Will These Airports' Bonds Be Grounded?
Below we comment briefly on the airports covered by Morningstar's municipal research group, noting any potential effect from the merger.

Miami International Airport is exposed to potential long-term risk from the merger because of its carrier concentration and position as a major international hub for American. American Airlines and its subsidiaries currently account for over 68% of the airport's total market share. US Airways has a minimal 2% presence at Miami. This risk is partially offset by the airport's diverse operations, with significant volume in both passengers and cargo. Additional long-term credit strengths include its strong market position and area economy, which are expected to result in continued airport demand. Miami has a broad and diverse economy and a unique niche as an economic anchor for southern Florida and a hub for international trade, particularly with Latin America and South America. The new airline will be required to give up two gates at MIA, but those gates are expected to be filled with a competing carrier. Cash on hand is significant, which could aid the airport through a temporary service disruption.

Dallas/Fort Worth International Airport is similar to Miami in many ways. It is also a major international airport and a hub for American Airlines, which accounts for 84% of total enplanements. AMR leases 100% of the terminal space in three of the airport's five terminals and 60% in a fourth, and it paid a significant portion of the airport's operating and debt service costs in fiscal 2012. Any significant reduction in operations from the new airline could have a material effect on airport revenue.
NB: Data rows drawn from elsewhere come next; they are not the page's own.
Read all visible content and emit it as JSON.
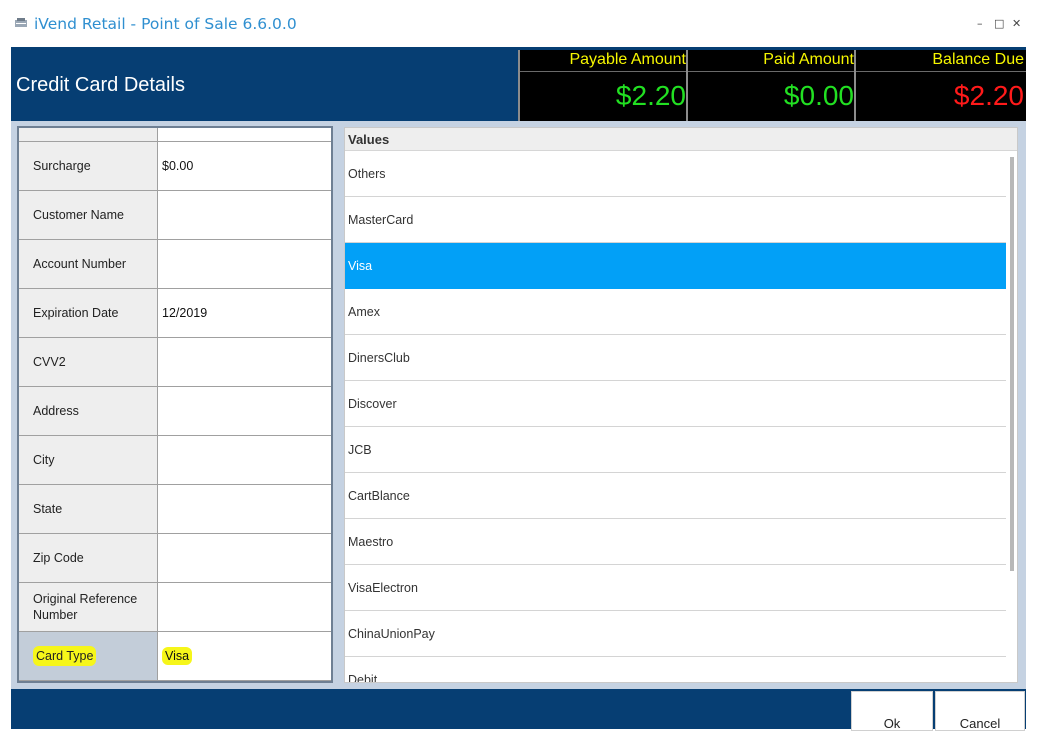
{
  "window": {
    "title": "iVend Retail - Point of Sale 6.6.0.0",
    "controls": {
      "minimize": "–",
      "maximize": "□",
      "close": "✕"
    }
  },
  "header": {
    "title": "Credit Card Details",
    "amounts": [
      {
        "label": "Payable Amount",
        "value": "$2.20",
        "color": "#22e022"
      },
      {
        "label": "Paid Amount",
        "value": "$0.00",
        "color": "#22e022"
      },
      {
        "label": "Balance Due",
        "value": "$2.20",
        "color": "#ff1a1a"
      }
    ]
  },
  "fields": [
    {
      "label": "",
      "value": ""
    },
    {
      "label": "Surcharge",
      "value": "$0.00"
    },
    {
      "label": "Customer Name",
      "value": ""
    },
    {
      "label": "Account Number",
      "value": ""
    },
    {
      "label": "Expiration Date",
      "value": "12/2019"
    },
    {
      "label": "CVV2",
      "value": ""
    },
    {
      "label": "Address",
      "value": ""
    },
    {
      "label": "City",
      "value": ""
    },
    {
      "label": "State",
      "value": ""
    },
    {
      "label": "Zip Code",
      "value": ""
    },
    {
      "label": "Original Reference Number",
      "value": ""
    },
    {
      "label": "Card Type",
      "value": "Visa"
    }
  ],
  "values_list": {
    "header": "Values",
    "items": [
      "Others",
      "MasterCard",
      "Visa",
      "Amex",
      "DinersClub",
      "Discover",
      "JCB",
      "CartBlance",
      "Maestro",
      "VisaElectron",
      "ChinaUnionPay",
      "Debit"
    ],
    "selected": "Visa"
  },
  "footer": {
    "ok_label": "Ok",
    "cancel_label": "Cancel"
  },
  "colors": {
    "brand_navy": "#063e73",
    "selection_blue": "#02a0f7",
    "highlight_yellow": "#f6f61a",
    "label_yellow": "#f7f700"
  }
}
However, the new airline will be based in Dallas, probably ensuring that the new airline will remain a significant presence in the airport. The airport has a sizable scope of operations, serving a broad 12-county area in north-central Texas with a strong economy. The strong area economy should continue to fuel origin-and-destination-related travel. Cash levels are satisfactory and expected to remain so in the near term.

Chicago O'Hare International Airport also has carrier concentration related to the merger but to a lesser degree than Miami or Dallas/Fort Worth. O'Hare serves as a hub for American, which accounts for over a third of all enplanements. US Air represents less than 3% of traffic. Exposure risk is somewhat offset by the fact that United Airlines (a subsidiary of United Continental Holdings (UAL)), including its regional commuter airlines, is the largest airline operator for the airport, with almost half of total passenger enplanements. The service area is an economic anchor for the Midwest as well as an international economic center. The new airline will be required to give up two gates at O'Hare, but those are expected to be filled with a competing carrier. Cash levels are sound, albeit lower than the previously discussed airports.

The merger is expected to have almost no impact on Hartsfield-Jackson Atlanta International Airport. American Airlines accounts for a minimal 1.6% of air traffic, while US Airways is an even lower percentage. Delta Air Lines (DAL) accounts for roughly 70% of total enplanements. The airport also benefits from its preeminent market position as the world's busiest airport.

Overall, the merger emphasizes investors' need to look at concentration risk when analyzing airport revenue bonds. For those airports with concentrations in American Airlines or US Air, investors should pay close attention to its service plans in the next several years.

We believe larger airports with strong market position and area economies that support current enplanement levels will likely not experience a material long-term decline in origin-and-destination enplanements resulting from the merger. Some disruption in service levels is possible over the long term, though, if the new airline finds certain routes redundant or cannibalistic. Of greater concern would be if, after the three-year period stipulated by the current settlement, the new American consolidates its connecting hub airports, as this could lead to a decline in connecting traffic. Smaller regional airports with market concentration in the two airlines may also see a measurable impact. We will continue to monitor the merger and its impact on the credit quality of affected airports.